Problem to solve: The exercise asks you to copy every line below in which "name" appears.
- - -
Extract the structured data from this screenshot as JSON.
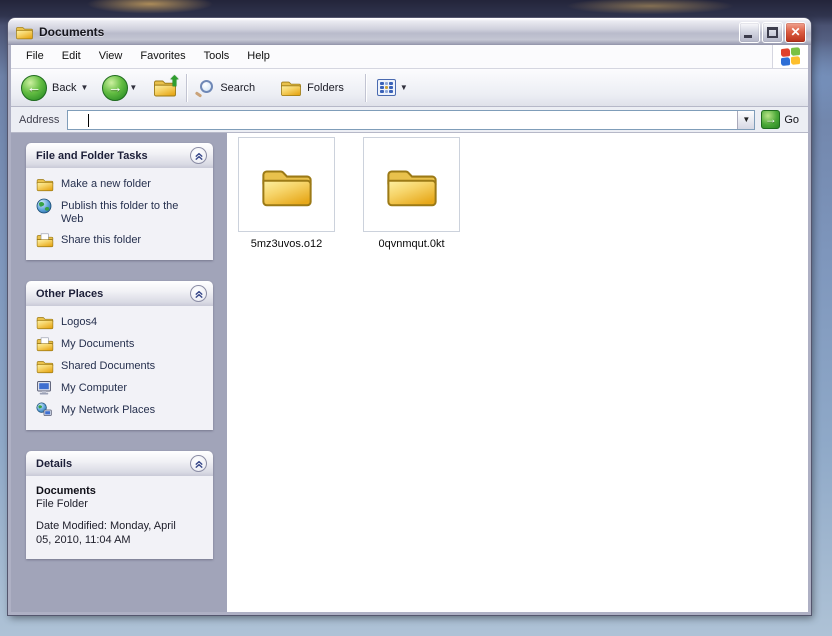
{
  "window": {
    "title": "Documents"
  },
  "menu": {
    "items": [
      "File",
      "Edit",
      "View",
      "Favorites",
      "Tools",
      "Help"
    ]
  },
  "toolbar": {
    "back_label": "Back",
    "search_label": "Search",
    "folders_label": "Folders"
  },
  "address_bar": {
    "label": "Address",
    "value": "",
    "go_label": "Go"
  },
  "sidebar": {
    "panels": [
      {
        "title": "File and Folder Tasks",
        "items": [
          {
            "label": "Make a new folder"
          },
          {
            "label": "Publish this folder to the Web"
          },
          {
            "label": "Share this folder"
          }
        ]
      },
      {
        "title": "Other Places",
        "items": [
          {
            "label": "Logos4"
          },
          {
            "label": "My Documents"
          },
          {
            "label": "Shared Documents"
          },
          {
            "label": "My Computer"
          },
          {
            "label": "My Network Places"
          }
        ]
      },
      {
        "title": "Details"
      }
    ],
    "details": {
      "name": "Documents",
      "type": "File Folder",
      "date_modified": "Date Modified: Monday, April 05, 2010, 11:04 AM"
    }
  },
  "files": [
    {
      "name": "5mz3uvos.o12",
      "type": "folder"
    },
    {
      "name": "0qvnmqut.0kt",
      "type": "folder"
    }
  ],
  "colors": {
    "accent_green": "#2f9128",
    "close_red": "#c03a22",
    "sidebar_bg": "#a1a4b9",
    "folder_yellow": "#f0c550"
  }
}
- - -
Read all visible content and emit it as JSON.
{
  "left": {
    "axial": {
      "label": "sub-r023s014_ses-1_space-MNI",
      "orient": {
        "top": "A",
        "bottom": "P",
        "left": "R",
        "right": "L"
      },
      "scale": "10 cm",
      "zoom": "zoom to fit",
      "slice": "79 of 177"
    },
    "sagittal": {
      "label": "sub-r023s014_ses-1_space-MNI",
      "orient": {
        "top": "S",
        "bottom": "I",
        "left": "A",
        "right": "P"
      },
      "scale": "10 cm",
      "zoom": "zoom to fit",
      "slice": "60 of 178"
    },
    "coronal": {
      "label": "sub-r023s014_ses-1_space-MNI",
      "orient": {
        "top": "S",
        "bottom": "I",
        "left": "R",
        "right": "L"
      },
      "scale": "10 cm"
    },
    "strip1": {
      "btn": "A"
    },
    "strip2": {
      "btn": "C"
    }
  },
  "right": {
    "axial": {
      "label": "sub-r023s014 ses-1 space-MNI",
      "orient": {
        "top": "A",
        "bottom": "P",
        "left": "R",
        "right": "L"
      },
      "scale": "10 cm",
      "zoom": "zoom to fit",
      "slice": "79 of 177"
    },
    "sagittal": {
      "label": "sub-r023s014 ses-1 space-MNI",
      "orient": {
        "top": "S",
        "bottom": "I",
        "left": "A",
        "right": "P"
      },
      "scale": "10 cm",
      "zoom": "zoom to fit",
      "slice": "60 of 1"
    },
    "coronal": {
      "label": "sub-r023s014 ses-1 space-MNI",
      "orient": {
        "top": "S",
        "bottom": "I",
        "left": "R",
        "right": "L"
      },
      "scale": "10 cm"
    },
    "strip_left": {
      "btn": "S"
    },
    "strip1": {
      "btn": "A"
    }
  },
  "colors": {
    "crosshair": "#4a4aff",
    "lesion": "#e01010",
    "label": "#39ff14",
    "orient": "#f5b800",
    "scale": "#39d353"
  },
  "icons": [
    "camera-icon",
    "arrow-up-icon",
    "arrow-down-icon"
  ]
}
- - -
Task output:
      "name": "Documents",
      "name": "5mz3uvos.o12",
      "name": "0qvnmqut.0kt",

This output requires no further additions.